We study theoretically the effect of inter-habitat migration on the distribution of population sizes between two habitats, and compare this distribution with the expected ideal free distribution (IFD). Whenever emigration from the two habitats is asymmetric, or when there is a survival cost during migration, the resulting equilibrium distribution of population sizes deviates from the IFD. This result holds irrespective of emigration rule, even though a density-dependent fraction of emigrants generally produces a distribution closer to the IFD than a constant fraction of emigrants. Environmental stochasticity causes a linear relation between population sizes in the two habitats, with slope and intercept only identical to the IFD when net inter-habitat exchange is zero. The type and asymmetry of inter-habitat migration will influence how we should interpret data on population distribution in different habitats. The resulting resource matching is also critically contingent on the relative time-scales of population renewal and dispersal, and when population size is measured in relation to reproduction and dispersal.

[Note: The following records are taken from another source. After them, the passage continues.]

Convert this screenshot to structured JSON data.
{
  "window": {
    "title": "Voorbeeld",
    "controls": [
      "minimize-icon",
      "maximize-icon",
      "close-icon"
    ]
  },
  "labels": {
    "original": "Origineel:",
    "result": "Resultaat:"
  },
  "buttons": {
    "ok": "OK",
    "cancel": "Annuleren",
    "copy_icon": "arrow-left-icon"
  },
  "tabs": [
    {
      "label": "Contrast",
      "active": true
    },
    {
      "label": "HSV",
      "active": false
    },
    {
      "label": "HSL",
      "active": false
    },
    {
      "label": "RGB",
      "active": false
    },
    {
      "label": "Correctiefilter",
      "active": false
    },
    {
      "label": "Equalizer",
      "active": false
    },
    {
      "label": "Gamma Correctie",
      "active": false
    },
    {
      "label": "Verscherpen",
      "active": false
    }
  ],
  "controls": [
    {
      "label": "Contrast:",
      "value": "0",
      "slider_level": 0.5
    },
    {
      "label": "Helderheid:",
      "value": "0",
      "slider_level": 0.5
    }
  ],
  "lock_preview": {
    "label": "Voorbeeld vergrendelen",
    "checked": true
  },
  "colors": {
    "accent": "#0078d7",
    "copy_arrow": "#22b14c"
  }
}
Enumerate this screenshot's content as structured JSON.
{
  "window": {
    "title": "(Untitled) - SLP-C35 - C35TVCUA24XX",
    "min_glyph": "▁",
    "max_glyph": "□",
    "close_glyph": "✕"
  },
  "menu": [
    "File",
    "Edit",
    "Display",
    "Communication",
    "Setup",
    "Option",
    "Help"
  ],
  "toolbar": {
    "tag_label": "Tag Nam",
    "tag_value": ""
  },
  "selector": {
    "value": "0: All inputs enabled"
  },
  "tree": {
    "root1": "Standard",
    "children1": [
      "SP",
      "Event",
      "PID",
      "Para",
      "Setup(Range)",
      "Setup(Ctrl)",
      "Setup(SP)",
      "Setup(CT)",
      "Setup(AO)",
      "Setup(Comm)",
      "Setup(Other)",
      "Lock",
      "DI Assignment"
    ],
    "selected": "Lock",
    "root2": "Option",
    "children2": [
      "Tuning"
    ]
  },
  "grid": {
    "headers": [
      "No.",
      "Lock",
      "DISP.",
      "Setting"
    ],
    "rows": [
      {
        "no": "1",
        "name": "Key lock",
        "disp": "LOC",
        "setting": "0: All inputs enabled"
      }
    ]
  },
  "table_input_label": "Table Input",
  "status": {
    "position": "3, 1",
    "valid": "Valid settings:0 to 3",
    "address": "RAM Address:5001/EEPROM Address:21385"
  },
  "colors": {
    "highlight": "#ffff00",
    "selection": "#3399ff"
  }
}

Therefore, data on population sizes cannot be used uncritically to assess habitat quality.
Subject classification (UKÄ)
- Biological Sciences